We were fortunate to also have feather bed mattresses to put on top of all the cotton mattresses. Mama was very resourceful. Feather mattresses were made at home. One would buy pillow ticking cloth (pillows were made at home also), sew it the length and width of the bed and fill it with feathers. On a cold winter night it was good to sink down in a bed of feathers and under the weigh of numerous homemade and home-quilted quilts. In the 1930's we called them "feather beds" and put them on top of the cotton mattresses. This added to the bed-making time every morning. One had to fluff up the feathers and smooth it out, often turning it over, and frequently taking it out in the sun to“air it out."

When innerspring mattresses were added to the market, most people were glad to retire the feather bed to history.

Homemade quilts? We had large stacks of them, home-pieced and home-quilted by Mama and the women in the neighborhood. In cold weather one was weighted down under warm quilts. In summer, when company came, quilts were folded on the floor to make mattresses for the children and sometimes for adults to sleep on after all the beds were filled.

We children loved these temporary beds. To make the quilts, quilting frames were hung from the four corners of the ceiling of our bedroom and drawn up at night. I have slept many nights with an unfinished quilt suspended above. Neighbors would come to visit and help with the quilting. Any unoccupied house in the village was often put into service for quilting bees. The quilting frames were hung from the ceiling, and six to eight women would take a chair and sit on all sides of the quilt, making fine stitches in a quilt pattern that one of them had drawn.
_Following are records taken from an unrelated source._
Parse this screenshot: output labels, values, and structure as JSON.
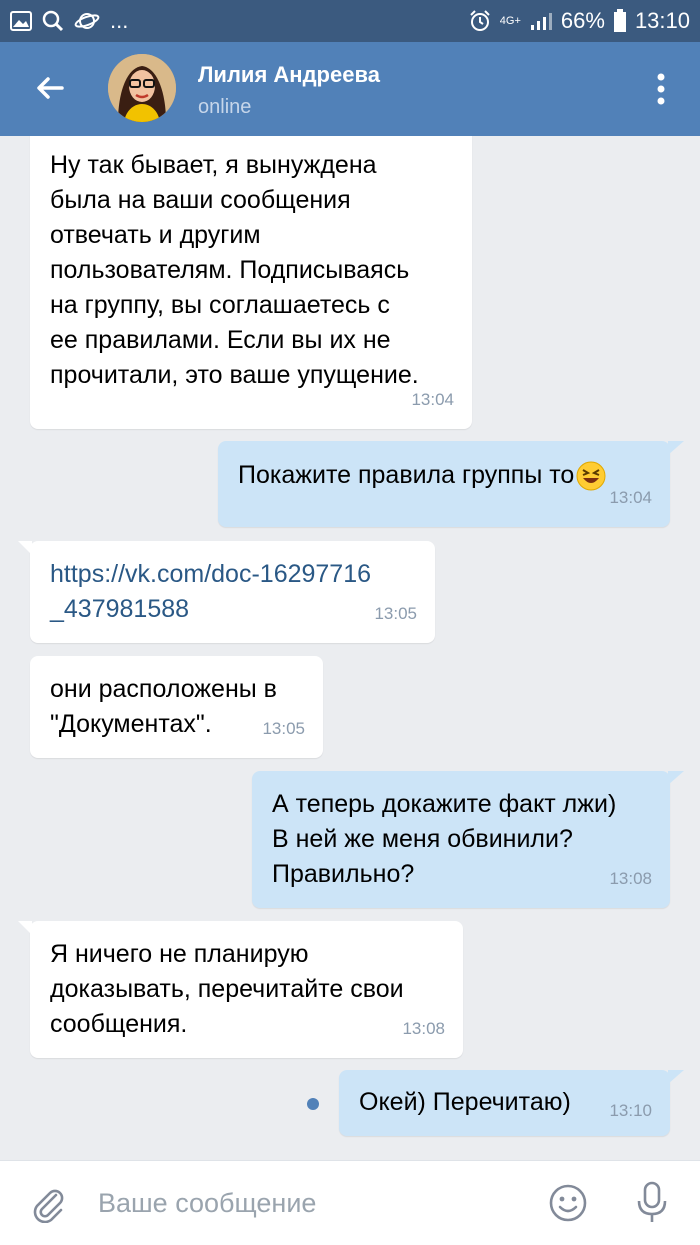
{
  "status_bar": {
    "network": "4G+",
    "battery": "66%",
    "time": "13:10"
  },
  "header": {
    "contact_name": "Лилия Андреева",
    "contact_status": "online"
  },
  "messages": [
    {
      "direction": "in",
      "text": "Ну так бывает, я вынуждена\nбыла на ваши сообщения\nотвечать и другим\nпользователям. Подписываясь\nна группу, вы соглашаетесь с\nее правилами. Если вы их не\nпрочитали, это ваше упущение.",
      "time": "13:04"
    },
    {
      "direction": "out",
      "text": "Покажите правила группы то",
      "emoji": "grinning-squinting-face-emoji",
      "time": "13:04"
    },
    {
      "direction": "in",
      "text": "https://vk.com/doc-16297716\n_437981588",
      "time": "13:05",
      "is_link": true
    },
    {
      "direction": "in",
      "text": "они расположены в\n\"Документах\".",
      "time": "13:05"
    },
    {
      "direction": "out",
      "text": "А теперь докажите факт лжи)\nВ ней же меня обвинили?\nПравильно?",
      "time": "13:08"
    },
    {
      "direction": "in",
      "text": "Я ничего не планирую\nдоказывать, перечитайте свои\nсообщения.",
      "time": "13:08"
    },
    {
      "direction": "out",
      "text": "Окей) Перечитаю)",
      "time": "13:10",
      "unread": true
    }
  ],
  "input": {
    "placeholder": "Ваше сообщение"
  },
  "colors": {
    "status_bar": "#3b5a7f",
    "header": "#5181b8",
    "background": "#ebedf0",
    "incoming_bubble": "#ffffff",
    "outgoing_bubble": "#cce4f7",
    "link": "#2a5885"
  },
  "icons": [
    "gallery-icon",
    "search-icon",
    "planet-icon",
    "alarm-icon",
    "signal-icon",
    "battery-icon",
    "back-arrow-icon",
    "more-vert-icon",
    "attach-icon",
    "emoji-icon",
    "mic-icon"
  ]
}
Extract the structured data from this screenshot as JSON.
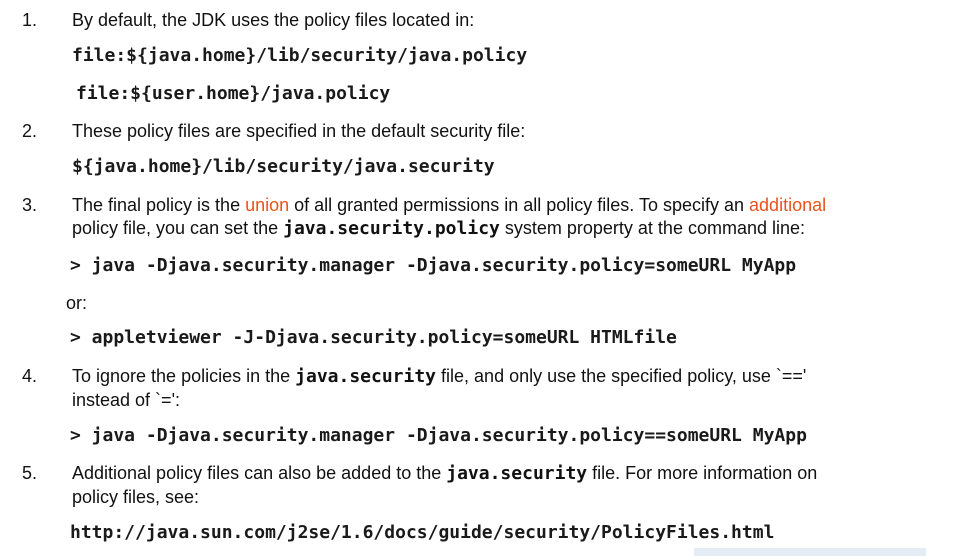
{
  "items": [
    {
      "number": "1.",
      "text": "By default, the JDK uses the policy files located in:",
      "code": [
        "file:${java.home}/lib/security/java.policy",
        "file:${user.home}/java.policy"
      ]
    },
    {
      "number": "2.",
      "text": "These policy files are specified in the default security file:",
      "code": [
        "${java.home}/lib/security/java.security"
      ]
    },
    {
      "number": "3.",
      "line1_a": "The final policy is the ",
      "line1_hl1": "union",
      "line1_b": " of all granted permissions in all policy files. To specify an ",
      "line1_hl2": "additional",
      "line2_a": "policy file, you can set the ",
      "line2_code": "java.security.policy",
      "line2_b": " system property at the command line:",
      "cmd1": "> java -Djava.security.manager -Djava.security.policy=someURL MyApp",
      "or": "or:",
      "cmd2": "> appletviewer -J-Djava.security.policy=someURL HTMLfile"
    },
    {
      "number": "4.",
      "line1_a": "To ignore the policies in the ",
      "line1_code": "java.security",
      "line1_b": " file, and only use the specified policy, use `=='",
      "line2": "instead of `=':",
      "cmd": "> java -Djava.security.manager -Djava.security.policy==someURL MyApp"
    },
    {
      "number": "5.",
      "line1_a": "Additional policy files can also be added to the ",
      "line1_code": "java.security",
      "line1_b": " file. For more information on",
      "line2": "policy files, see:",
      "url": "http://java.sun.com/j2se/1.6/docs/guide/security/PolicyFiles.html"
    }
  ],
  "colors": {
    "highlight": "#e8541c",
    "text": "#111111"
  }
}
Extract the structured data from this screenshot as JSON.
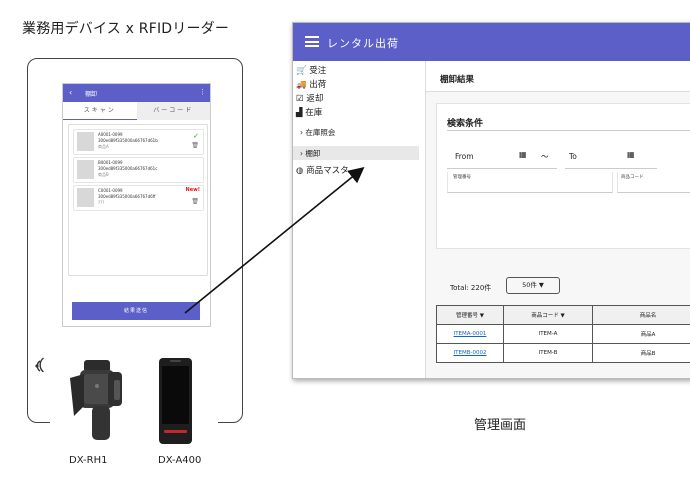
{
  "left_title": "業務用デバイス x RFIDリーダー",
  "phone": {
    "header_title": "棚卸",
    "back_icon": "‹",
    "menu_icon": "⋮",
    "tabs": [
      "スキャン",
      "バーコード"
    ],
    "items": [
      {
        "id": "A0001-0099",
        "epc": "300ed89f335000a66767d61b",
        "name": "商品A",
        "badge": "check"
      },
      {
        "id": "B0001-0099",
        "epc": "300ed89f335000a66767d61c",
        "name": "商品B",
        "badge": ""
      },
      {
        "id": "C0001-0099",
        "epc": "300ed89f335000a66767d6ff",
        "name": "???",
        "badge": "New!"
      }
    ],
    "send_button": "結果送信"
  },
  "devices": [
    {
      "label": "DX-RH1"
    },
    {
      "label": "DX-A400"
    }
  ],
  "admin": {
    "window_title": "レンタル出荷",
    "sidebar": [
      {
        "icon": "cart-icon",
        "label": "受注"
      },
      {
        "icon": "truck-icon",
        "label": "出荷"
      },
      {
        "icon": "return-icon",
        "label": "返却"
      },
      {
        "icon": "warehouse-icon",
        "label": "在庫"
      },
      {
        "label": "在庫照会",
        "sub": true
      },
      {
        "label": "棚卸",
        "sub": true,
        "active": true
      },
      {
        "icon": "database-icon",
        "label": "商品マスタ"
      }
    ],
    "page_title": "棚卸結果",
    "search": {
      "title": "検索条件",
      "from_label": "From",
      "tilde": "～",
      "to_label": "To",
      "field1_label": "管理番号",
      "field2_label": "商品コード"
    },
    "total": "Total: 220件",
    "page_size": "50件 ▼",
    "table": {
      "headers": [
        "管理番号",
        "商品コード",
        "商品名"
      ],
      "rows": [
        [
          "ITEMA-0001",
          "ITEM-A",
          "商品A"
        ],
        [
          "ITEMB-0002",
          "ITEM-B",
          "商品B"
        ]
      ]
    }
  },
  "admin_label": "管理画面",
  "colors": {
    "accent": "#5b5fc7",
    "new_badge": "#e31b1b",
    "check": "#2ca02c",
    "link": "#1565c0"
  }
}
There was much talk and laughter as these women visited while working on a quilt. The younger children played at their feet, and the older children were in and out of the house.The advantage of the empty room was that the quilt would not have to be lifted up at night and walked around in the daytime. In the evenings Mama would cut and sew various patterns for future quilting. The children would play around and sometimes be allowed to make a few stitches and were complimented if they could manage small stitches. If the stitches were too long, the mother would remove the stitches, often after the child left the room. Everyone took pride in fingers nimble enough to make practically invisible stitches.

I was allowed to make a few stitches occasionally but was not often invited to quilt, so I assume my stitches were far from invisible.

5 comments:

Kim said...

Thank you for sharing your personal story Ruth. It's especially meaningful during Thanksgiving weekend when we are counting our blessings. The economy then and now may be similar, but many view their lives as so mcuh wrose for it. Your story puts the current day economy into perspective.

Andy McCullough said...

Aunt Ruth, enjoyed reading your memories and seeing a picture of dad as a little boy. I think there are some visible stitches of loving family on the quilt of both your lives. (Once you don't want removed.)

Carol said...

Great stories and information. I truly hope you will continue to write about topics such as this. It is fascinating to read first hand accounts of earlier times.

viagra said...

It is a fantastic story, I love to read about people personal journeys.

xlpharmacy said...

Thank you for sharing your personal story Ruth. It's especially meaningful during Thanksgiving a picture of dad as a little boy. I think there are some visible stitches of loving family on the quilt of both your lives.